Explain the potential costs and failures of quality for Memorial Hospital and discuss how each can be measured.
Read the “Memorial Hospital” case study in Chapter 4 of your text. In a three- to four-page paper, respond to the guided response below.
- Discuss ways that a hospital might measure quality. Be sure to explain your reasoning.
- Explain the potential costs and failures of quality for Memorial Hospital and discuss how each can be measured.
- Discuss ideas or techniques from TQM that Janice could use to help Memorial focus on providing quality health care.
- Analyze the methods Memorial could use to assess the quality of health care it is providing.
Your paper should be in paragraph form (avoid the use of bullet points) and supported with the concepts outlined in your text and additional scholarly sources.
Submit your three page paper (not including the title and reference pages). Your paper must be formatted according to APA style as outlined.

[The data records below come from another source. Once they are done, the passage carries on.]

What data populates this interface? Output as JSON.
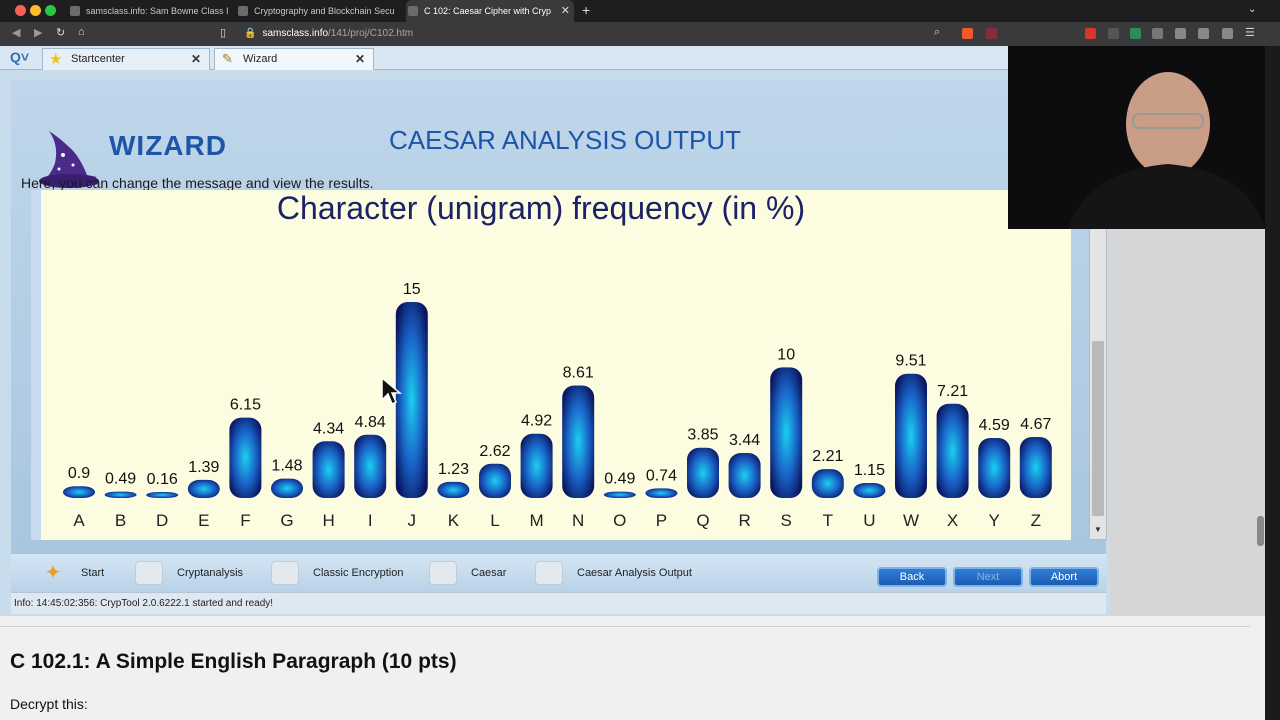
{
  "browser": {
    "tabs": [
      {
        "label": "samsclass.info: Sam Bowne Class In"
      },
      {
        "label": "Cryptography and Blockchain Secu"
      },
      {
        "label": "C 102: Caesar Cipher with Cryp"
      }
    ],
    "url_host": "samsclass.info",
    "url_path": "/141/proj/C102.htm"
  },
  "app": {
    "tabs": [
      {
        "label": "Startcenter"
      },
      {
        "label": "Wizard"
      }
    ],
    "wizard_label": "WIZARD",
    "page_title": "CAESAR ANALYSIS OUTPUT",
    "subtitle": "Here, you can change the message and view the results.",
    "breadcrumbs": [
      {
        "label": "Start"
      },
      {
        "label": "Cryptanalysis"
      },
      {
        "label": "Classic Encryption"
      },
      {
        "label": "Caesar"
      },
      {
        "label": "Caesar Analysis Output"
      }
    ],
    "buttons": {
      "back": "Back",
      "next": "Next",
      "abort": "Abort"
    },
    "info": "Info: 14:45:02:356: CrypTool 2.0.6222.1 started and ready!"
  },
  "webpage": {
    "heading": "C 102.1: A Simple English Paragraph (10 pts)",
    "text": "Decrypt this:"
  },
  "colors": {
    "bar_top": "#0a1d7a",
    "bar_mid": "#1bb5e8",
    "chart_bg": "#fcfde0",
    "accent": "#1e55a8"
  },
  "chart_data": {
    "type": "bar",
    "title": "Character (unigram) frequency (in %)",
    "categories": [
      "A",
      "B",
      "D",
      "E",
      "F",
      "G",
      "H",
      "I",
      "J",
      "K",
      "L",
      "M",
      "N",
      "O",
      "P",
      "Q",
      "R",
      "S",
      "T",
      "U",
      "W",
      "X",
      "Y",
      "Z"
    ],
    "values": [
      0.9,
      0.49,
      0.16,
      1.39,
      6.15,
      1.48,
      4.34,
      4.84,
      15,
      1.23,
      2.62,
      4.92,
      8.61,
      0.49,
      0.74,
      3.85,
      3.44,
      10,
      2.21,
      1.15,
      9.51,
      7.21,
      4.59,
      4.67
    ],
    "labels": [
      "0.9",
      "0.49",
      "0.16",
      "1.39",
      "6.15",
      "1.48",
      "4.34",
      "4.84",
      "15",
      "1.23",
      "2.62",
      "4.92",
      "8.61",
      "0.49",
      "0.74",
      "3.85",
      "3.44",
      "10",
      "2.21",
      "1.15",
      "9.51",
      "7.21",
      "4.59",
      "4.67"
    ],
    "ylim": [
      0,
      15
    ],
    "grid": false
  }
}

Memorial Hospital is a privately owned 600-bed facility. The hospital provides abroad range of health care services, including complete laboratory and X-rayfacilities, an emergency room, an intensive care unit, a cardiac care unit, and apsychiatric ward. Most of these services are provided by several other hospitals inthe metropolitan area. Memorial has purposely avoided getting involved in anyspecialized fields of medicine or obtaining very specialized diagnostic equipmentbecause it was felt that such services would not be cost-effective. The GeneralHospital, located only a few miles from Memorial, is affiliated with the local School ofMedicine and offers up-to-date services in those specialized areas. Instead of tryingto compete with General Hospital to provide special services, Memorial Hospital hasconcentrated on offering high-quality general health care at an affordable price.Compared with the much larger General Hospital, Memorial stresses close personalattention to each patient from a nursing staff that cares about its work. In fact, thehospital has begun to place ads in newspapers and on television, stressing itspatient-oriented care.
However, the hospital’s administrator, Janice Fry, is concerned about whether thehospital can really deliver on its promises, and worries that failure to provide thelevel of health care patients expect could drive patients away. Janice met recentlywith the hospital’s managerial personnel to discuss her concerns. The meetingraised some questions about how the hospital’s quality of health care could beassured. Jessica Tu, director of nursing, raised the question, “How do we measurethe quality of health care? Do we give patients a questionnaire when they leave,asking if they were happy here? That does not seem to answer the questionbecause we could make a patient happy, but give them lousy health care.” Severalother questions were asked concerning the hospital’s efforts to keep costs down.Some people were concerned that an emphasis on costs would be detrimental toquality. They argued that when a person’s life is at stake, costs should not be ofconcern.
After the meeting, Janice began thinking about these questions. She rememberedreading recently that some companies were using total quality management (TQM)to improve their quality. She liked the idea—if it could be used in a hospital.